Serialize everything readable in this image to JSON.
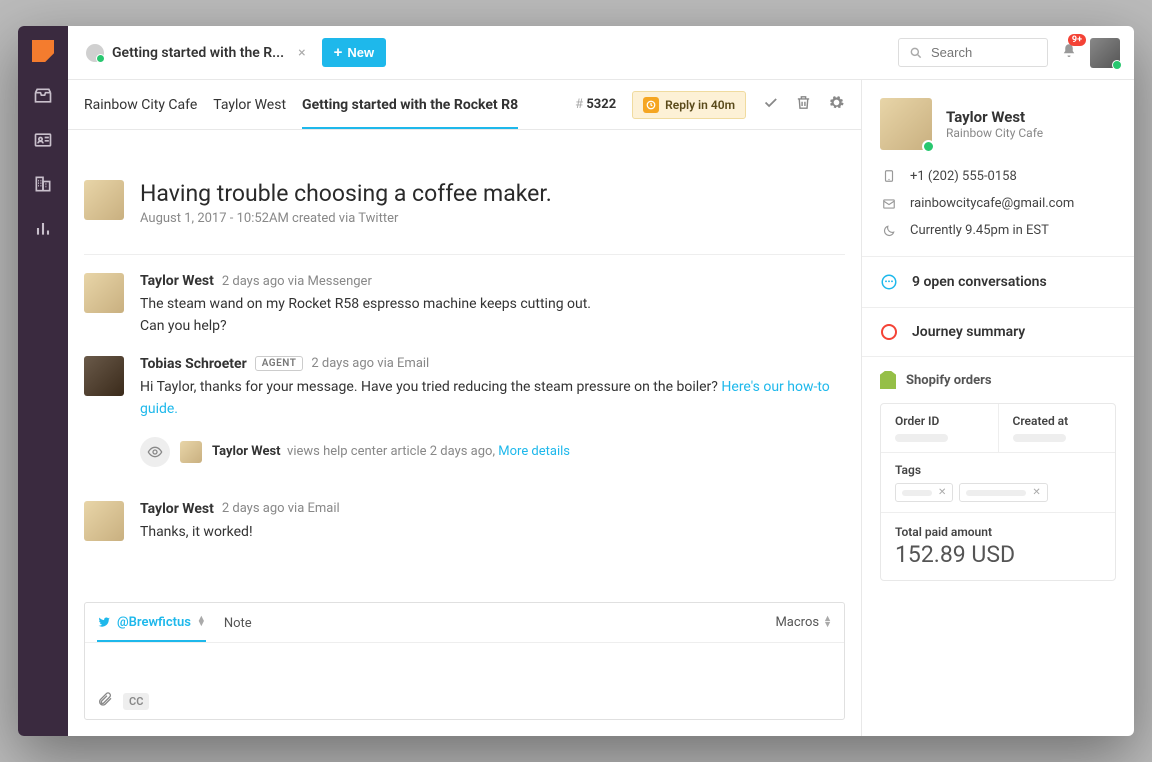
{
  "topbar": {
    "tab_title": "Getting started with the R...",
    "new_label": "New",
    "search_placeholder": "Search",
    "notif_badge": "9+"
  },
  "subhead": {
    "crumb1": "Rainbow City Cafe",
    "crumb2": "Taylor West",
    "crumb3": "Getting started with the Rocket R8",
    "ticket_hash": "#",
    "ticket_id": "5322",
    "reply_in": "Reply in 40m"
  },
  "hero": {
    "title": "Having trouble choosing a coffee maker.",
    "meta": "August 1, 2017 - 10:52AM created via Twitter"
  },
  "messages": [
    {
      "author": "Taylor West",
      "meta": "2 days ago via Messenger",
      "text": "The steam wand on my Rocket R58 espresso machine keeps cutting out.\nCan you help?"
    },
    {
      "author": "Tobias Schroeter",
      "badge": "AGENT",
      "meta": "2 days ago via Email",
      "text": "Hi Taylor, thanks for your message. Have you tried reducing the steam pressure on the boiler?",
      "link": "Here's our how-to guide."
    }
  ],
  "event": {
    "author": "Taylor West",
    "text": "views help center article 2 days ago,",
    "link": "More details"
  },
  "message3": {
    "author": "Taylor West",
    "meta": "2 days ago via Email",
    "text": "Thanks, it worked!"
  },
  "composer": {
    "handle": "@Brewfictus",
    "note": "Note",
    "macros": "Macros",
    "cc": "CC"
  },
  "customer": {
    "name": "Taylor West",
    "org": "Rainbow City Cafe",
    "phone": "+1 (202) 555-0158",
    "email": "rainbowcitycafe@gmail.com",
    "time": "Currently 9.45pm in EST",
    "open_conv": "9 open conversations",
    "journey": "Journey summary"
  },
  "shopify": {
    "title": "Shopify orders",
    "order_id_label": "Order ID",
    "created_at_label": "Created at",
    "tags_label": "Tags",
    "total_label": "Total paid amount",
    "total_value": "152.89 USD"
  }
}
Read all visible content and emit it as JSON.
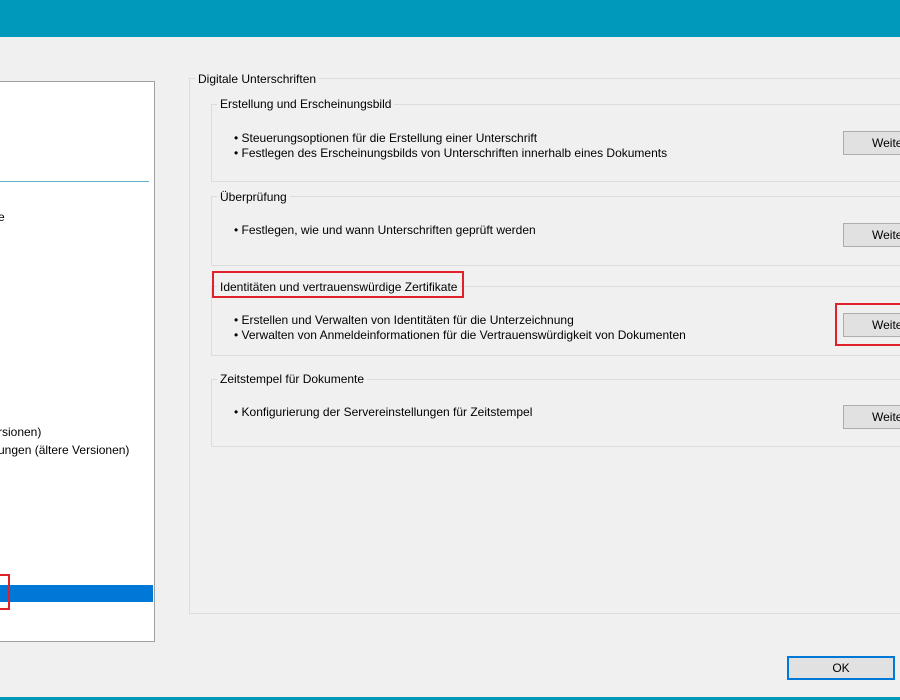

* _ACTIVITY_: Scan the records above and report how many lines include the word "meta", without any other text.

* _RESPONSE AREA_: 4